item GUAN, YONGTAO - Children'S Nutrition Research Center (CNRC)

Submitted to: Genetics
Publication Type: Peer Reviewed Journal
Publication Acceptance Date: 5/5/2014
Publication Date: 7/1/2014
Citation: Xu, H., Guan, Y. 2014. Detecting local haplotype sharing and haplotype association. Genetics. 197(3):823-838.

Interpretive Summary: A haplotype is the unit of inheritance that can directly or indirectly affect an individual's risk for diseases. Humans are diplotypes that inherit one copy of haplotype from each parent. We used haplotype similarity to quantify genetic relatedness between two individuals. By examining if more related individuals are more likely (or less likely) to have certain disease, we can deduce whether a gene is associated with risks for diseases. We demonstrated the advantages of our newly developed statistical method through both superior power in simulation studies and novel findings in real data analysis. This new statistical software method is available online for use by the research community in conducting scientific research.
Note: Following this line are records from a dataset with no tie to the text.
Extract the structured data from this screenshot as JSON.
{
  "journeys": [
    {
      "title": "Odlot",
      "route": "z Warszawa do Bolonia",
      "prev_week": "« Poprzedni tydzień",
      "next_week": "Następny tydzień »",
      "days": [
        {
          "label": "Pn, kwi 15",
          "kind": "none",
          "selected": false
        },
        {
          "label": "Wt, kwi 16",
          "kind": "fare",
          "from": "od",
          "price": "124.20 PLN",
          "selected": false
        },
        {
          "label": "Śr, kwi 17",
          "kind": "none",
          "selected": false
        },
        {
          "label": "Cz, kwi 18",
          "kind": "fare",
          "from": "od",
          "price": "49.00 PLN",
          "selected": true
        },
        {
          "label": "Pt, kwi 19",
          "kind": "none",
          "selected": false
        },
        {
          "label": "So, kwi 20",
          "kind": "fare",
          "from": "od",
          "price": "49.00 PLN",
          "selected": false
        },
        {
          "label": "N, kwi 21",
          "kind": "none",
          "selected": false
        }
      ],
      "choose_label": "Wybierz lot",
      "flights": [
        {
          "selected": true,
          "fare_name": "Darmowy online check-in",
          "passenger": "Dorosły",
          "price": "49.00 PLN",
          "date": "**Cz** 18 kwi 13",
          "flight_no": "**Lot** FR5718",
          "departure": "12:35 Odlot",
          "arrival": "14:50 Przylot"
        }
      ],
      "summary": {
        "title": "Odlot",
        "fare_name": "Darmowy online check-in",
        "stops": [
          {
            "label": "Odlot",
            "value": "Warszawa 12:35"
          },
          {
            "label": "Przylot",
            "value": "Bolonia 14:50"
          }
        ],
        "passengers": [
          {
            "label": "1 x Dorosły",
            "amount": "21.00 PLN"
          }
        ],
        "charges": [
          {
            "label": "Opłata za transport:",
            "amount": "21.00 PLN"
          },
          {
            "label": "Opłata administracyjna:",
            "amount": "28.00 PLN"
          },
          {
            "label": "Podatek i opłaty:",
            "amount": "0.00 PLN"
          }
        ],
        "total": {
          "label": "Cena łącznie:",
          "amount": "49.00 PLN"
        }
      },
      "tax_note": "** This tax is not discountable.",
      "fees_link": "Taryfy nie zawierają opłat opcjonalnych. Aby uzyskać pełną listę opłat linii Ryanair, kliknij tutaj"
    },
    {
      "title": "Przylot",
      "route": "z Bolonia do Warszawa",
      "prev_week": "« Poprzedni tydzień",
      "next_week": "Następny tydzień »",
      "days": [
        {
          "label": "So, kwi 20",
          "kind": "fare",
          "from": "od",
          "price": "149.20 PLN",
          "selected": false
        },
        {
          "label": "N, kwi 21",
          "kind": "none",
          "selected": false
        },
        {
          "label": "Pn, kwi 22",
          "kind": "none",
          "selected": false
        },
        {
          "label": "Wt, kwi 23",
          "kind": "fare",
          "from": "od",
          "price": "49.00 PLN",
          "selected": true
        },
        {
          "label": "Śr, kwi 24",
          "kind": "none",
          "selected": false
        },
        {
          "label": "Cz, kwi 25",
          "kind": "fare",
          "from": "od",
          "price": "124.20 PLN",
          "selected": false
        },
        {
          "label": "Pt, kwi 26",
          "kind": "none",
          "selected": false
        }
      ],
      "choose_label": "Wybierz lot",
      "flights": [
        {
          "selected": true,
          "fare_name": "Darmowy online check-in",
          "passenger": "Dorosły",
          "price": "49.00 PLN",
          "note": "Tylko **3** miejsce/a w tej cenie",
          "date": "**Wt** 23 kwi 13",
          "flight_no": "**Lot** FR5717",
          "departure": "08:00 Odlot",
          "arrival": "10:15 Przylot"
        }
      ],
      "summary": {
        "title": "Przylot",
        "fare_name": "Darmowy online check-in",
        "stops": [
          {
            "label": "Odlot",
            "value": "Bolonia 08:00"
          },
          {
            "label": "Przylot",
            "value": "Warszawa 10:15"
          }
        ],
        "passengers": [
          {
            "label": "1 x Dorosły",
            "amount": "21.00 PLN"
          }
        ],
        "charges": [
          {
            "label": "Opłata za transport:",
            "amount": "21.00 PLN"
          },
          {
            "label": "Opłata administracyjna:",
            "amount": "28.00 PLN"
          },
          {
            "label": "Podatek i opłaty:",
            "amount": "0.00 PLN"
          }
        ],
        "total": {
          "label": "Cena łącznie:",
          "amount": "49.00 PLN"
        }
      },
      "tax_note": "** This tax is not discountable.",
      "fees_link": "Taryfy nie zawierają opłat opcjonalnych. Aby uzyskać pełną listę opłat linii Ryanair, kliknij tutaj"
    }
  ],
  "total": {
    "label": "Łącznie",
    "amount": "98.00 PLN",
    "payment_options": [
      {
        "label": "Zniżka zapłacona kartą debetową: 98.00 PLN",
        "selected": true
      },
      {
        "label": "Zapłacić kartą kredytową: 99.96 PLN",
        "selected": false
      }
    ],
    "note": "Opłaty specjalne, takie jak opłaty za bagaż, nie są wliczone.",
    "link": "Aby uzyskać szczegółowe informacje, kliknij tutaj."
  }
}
Technical Abstract: A novel haplotype association method is presented, and its power is demonstrated. Relying on a statistical model for linkage disequilibrium (LD), the method first infers ancestral haplotypes and their loadings at each marker for each individual. The loadings are then used to quantify local haplotype sharing between individuals at each marker. A statistical model was developed to link the local haplotype sharing and phenotypes to test for association. We devised a novel method to fit the LD model, reducing the complexity from putatively quadratic to linear (in the number of ancestral haplotypes). Therefore, the LD model can be fitted to all study samples simultaneously, and, consequently, our method is applicable to big data sets. Compared to existing haplotype association methods, our method integrated out phase uncertainty, avoided arbitrariness in specifying haplotypes, and had the same number of tests as the single-SNP analysis. We applied our method to data from the Wellcome Trust Case Control Consortium and discovered eight novel associations between seven gene regions and five disease phenotypes. Among these, GRIK4, which encodes a protein that belongs to the glutamate-gated ionic channel family, is strongly associated with both coronary artery disease and rheumatoid arthritis. A software package implementing methods described in this article is freely available at